# MATERIAL SUPPLIED:

******************************

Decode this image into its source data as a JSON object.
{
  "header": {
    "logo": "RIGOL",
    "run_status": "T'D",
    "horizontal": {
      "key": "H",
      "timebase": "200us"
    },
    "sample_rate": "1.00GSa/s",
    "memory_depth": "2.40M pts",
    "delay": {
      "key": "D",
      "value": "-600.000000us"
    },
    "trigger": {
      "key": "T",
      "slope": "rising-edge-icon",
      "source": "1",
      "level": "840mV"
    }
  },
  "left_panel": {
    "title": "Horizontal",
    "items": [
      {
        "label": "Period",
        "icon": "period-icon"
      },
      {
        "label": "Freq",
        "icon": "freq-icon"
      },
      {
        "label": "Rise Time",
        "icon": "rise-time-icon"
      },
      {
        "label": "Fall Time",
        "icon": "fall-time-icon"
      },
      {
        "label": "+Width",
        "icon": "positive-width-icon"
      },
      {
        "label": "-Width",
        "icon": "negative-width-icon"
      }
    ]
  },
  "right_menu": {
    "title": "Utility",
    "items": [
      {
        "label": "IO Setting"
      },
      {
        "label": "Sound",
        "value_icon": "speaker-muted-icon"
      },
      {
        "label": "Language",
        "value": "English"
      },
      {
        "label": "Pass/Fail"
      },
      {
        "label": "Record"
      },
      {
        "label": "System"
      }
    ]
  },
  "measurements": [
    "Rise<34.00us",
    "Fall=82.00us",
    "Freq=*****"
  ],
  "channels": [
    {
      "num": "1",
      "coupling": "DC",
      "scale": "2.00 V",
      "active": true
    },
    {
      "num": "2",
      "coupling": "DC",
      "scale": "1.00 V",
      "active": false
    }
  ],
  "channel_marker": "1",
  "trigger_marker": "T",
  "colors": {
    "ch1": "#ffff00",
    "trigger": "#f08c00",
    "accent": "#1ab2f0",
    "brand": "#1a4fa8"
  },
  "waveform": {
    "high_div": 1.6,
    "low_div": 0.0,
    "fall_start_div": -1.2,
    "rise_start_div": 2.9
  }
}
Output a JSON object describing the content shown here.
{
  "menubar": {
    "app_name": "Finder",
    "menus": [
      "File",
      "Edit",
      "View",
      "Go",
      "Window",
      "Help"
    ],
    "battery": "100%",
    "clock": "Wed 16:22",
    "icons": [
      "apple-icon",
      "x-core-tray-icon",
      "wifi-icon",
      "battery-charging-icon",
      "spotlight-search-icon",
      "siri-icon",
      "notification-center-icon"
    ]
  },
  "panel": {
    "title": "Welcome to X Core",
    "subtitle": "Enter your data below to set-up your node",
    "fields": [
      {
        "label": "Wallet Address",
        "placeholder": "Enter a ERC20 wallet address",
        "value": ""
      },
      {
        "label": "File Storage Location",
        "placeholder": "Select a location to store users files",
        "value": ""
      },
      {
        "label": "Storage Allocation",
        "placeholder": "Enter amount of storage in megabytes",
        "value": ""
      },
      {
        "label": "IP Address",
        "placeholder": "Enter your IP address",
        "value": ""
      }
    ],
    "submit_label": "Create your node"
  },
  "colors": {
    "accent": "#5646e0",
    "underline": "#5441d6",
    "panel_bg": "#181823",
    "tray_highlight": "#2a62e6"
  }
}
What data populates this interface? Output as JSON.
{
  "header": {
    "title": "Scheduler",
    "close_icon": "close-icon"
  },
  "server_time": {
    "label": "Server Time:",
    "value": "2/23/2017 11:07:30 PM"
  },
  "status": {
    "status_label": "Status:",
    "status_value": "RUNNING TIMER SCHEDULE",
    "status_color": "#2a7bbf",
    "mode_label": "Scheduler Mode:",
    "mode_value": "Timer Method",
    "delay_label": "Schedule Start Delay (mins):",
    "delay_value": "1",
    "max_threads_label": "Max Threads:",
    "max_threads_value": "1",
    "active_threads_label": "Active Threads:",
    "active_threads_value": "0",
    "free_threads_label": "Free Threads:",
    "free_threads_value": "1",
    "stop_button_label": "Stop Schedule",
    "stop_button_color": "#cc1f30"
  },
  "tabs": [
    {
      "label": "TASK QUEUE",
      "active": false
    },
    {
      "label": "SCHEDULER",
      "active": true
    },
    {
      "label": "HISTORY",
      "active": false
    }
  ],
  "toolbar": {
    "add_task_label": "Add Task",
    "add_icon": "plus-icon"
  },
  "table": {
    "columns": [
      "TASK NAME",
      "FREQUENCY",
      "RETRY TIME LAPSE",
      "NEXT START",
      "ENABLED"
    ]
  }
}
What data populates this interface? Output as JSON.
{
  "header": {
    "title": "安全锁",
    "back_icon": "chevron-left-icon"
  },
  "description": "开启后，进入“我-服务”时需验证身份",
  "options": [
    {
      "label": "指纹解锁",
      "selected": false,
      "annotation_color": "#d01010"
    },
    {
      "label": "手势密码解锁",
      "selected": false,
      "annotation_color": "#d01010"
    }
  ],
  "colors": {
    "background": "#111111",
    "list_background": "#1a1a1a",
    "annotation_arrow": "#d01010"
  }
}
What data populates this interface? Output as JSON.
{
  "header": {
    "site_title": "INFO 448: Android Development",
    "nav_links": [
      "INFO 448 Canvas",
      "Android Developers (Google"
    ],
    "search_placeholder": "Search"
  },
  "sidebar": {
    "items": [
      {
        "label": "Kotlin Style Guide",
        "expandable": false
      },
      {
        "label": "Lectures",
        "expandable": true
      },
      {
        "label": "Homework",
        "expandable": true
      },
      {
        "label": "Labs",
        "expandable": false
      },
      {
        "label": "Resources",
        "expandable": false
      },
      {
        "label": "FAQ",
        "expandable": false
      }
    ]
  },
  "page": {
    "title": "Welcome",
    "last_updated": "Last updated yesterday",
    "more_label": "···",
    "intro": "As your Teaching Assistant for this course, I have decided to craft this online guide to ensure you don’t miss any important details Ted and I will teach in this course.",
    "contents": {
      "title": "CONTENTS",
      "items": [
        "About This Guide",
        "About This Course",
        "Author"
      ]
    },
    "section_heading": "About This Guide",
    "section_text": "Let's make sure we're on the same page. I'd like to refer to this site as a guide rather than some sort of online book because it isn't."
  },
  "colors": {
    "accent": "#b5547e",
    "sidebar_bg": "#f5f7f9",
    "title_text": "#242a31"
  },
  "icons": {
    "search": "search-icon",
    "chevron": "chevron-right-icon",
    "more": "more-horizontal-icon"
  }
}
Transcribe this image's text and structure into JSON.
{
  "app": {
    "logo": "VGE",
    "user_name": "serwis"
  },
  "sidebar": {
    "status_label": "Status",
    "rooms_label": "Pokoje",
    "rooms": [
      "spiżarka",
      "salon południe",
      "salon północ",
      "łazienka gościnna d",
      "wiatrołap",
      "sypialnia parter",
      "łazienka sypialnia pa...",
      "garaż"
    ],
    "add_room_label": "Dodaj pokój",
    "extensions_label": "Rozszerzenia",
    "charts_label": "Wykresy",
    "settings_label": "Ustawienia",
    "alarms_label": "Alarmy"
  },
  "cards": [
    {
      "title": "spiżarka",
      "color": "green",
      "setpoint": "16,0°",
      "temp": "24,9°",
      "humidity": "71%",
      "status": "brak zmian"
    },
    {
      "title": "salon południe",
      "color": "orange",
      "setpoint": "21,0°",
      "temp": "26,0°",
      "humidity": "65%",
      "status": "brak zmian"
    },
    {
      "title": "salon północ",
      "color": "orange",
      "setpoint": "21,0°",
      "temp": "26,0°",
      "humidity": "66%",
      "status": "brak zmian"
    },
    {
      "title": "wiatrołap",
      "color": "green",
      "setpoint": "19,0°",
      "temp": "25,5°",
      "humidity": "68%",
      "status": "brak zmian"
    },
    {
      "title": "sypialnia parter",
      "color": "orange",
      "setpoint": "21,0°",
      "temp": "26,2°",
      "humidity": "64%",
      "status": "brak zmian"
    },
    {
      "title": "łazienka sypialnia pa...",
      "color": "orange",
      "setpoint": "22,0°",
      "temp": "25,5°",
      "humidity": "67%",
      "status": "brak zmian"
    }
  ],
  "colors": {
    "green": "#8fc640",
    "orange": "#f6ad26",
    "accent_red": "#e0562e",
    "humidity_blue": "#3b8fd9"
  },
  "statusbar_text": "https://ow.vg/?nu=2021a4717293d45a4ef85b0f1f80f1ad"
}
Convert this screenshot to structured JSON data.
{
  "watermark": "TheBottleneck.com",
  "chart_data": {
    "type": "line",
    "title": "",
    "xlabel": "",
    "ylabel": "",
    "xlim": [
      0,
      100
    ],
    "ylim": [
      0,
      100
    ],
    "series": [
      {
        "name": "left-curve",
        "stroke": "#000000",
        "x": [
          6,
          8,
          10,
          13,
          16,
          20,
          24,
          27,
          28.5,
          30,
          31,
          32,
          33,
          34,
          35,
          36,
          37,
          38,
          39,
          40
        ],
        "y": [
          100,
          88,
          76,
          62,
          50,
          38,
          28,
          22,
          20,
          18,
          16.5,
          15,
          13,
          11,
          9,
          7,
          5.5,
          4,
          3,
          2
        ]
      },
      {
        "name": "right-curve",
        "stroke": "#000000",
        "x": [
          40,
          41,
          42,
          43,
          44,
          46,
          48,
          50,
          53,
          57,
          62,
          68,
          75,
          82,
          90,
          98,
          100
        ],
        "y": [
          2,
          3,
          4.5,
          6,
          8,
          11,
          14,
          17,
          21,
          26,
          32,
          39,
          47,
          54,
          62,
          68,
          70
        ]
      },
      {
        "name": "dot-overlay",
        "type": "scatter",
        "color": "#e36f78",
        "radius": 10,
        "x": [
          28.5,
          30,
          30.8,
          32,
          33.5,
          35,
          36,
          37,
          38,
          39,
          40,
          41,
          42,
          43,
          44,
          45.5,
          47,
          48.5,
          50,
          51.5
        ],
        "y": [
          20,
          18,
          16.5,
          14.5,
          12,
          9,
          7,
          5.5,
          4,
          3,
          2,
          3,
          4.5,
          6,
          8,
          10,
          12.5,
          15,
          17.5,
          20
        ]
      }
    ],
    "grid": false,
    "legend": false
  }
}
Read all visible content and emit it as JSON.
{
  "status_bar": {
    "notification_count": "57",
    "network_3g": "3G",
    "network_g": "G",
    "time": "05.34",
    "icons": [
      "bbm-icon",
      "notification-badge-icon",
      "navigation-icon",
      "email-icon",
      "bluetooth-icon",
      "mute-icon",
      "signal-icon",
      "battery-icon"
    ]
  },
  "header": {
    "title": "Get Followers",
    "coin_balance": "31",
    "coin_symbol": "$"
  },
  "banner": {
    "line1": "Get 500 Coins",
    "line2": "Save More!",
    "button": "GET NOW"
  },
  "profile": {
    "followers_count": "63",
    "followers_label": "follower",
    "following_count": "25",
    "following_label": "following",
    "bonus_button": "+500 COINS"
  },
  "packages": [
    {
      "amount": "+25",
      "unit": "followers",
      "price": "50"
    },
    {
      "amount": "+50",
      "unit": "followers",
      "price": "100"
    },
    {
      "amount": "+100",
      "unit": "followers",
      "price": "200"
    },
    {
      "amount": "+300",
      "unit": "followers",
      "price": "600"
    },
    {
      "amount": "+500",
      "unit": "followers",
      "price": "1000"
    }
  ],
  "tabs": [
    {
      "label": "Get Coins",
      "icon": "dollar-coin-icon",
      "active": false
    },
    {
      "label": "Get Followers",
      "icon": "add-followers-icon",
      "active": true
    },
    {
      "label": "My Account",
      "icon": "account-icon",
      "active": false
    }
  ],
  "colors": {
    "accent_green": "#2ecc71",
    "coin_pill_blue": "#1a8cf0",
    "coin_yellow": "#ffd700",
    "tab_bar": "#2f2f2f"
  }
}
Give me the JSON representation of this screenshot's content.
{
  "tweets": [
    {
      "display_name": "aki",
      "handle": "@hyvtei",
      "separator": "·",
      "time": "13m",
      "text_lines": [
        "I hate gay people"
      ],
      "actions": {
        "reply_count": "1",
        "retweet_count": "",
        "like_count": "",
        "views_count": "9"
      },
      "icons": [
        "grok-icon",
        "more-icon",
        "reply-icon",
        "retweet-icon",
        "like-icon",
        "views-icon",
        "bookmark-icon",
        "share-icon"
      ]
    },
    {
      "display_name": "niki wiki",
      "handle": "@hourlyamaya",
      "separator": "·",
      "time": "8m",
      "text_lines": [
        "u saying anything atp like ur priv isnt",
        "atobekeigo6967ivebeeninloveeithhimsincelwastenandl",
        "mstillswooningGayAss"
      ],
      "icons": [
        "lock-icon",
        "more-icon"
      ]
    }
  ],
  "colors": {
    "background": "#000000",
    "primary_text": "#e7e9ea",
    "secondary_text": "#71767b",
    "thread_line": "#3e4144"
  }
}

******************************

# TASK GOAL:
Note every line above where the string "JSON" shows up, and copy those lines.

# TASK OUTPUT:
Decode this image into its source data as a JSON object.
Output a JSON object describing the content shown here.
What data populates this interface? Output as JSON.
What data populates this interface? Output as JSON.
What data populates this interface? Output as JSON.
Transcribe this image's text and structure into JSON.
Convert this screenshot to structured JSON data.
Read all visible content and emit it as JSON.
Give me the JSON representation of this screenshot's content.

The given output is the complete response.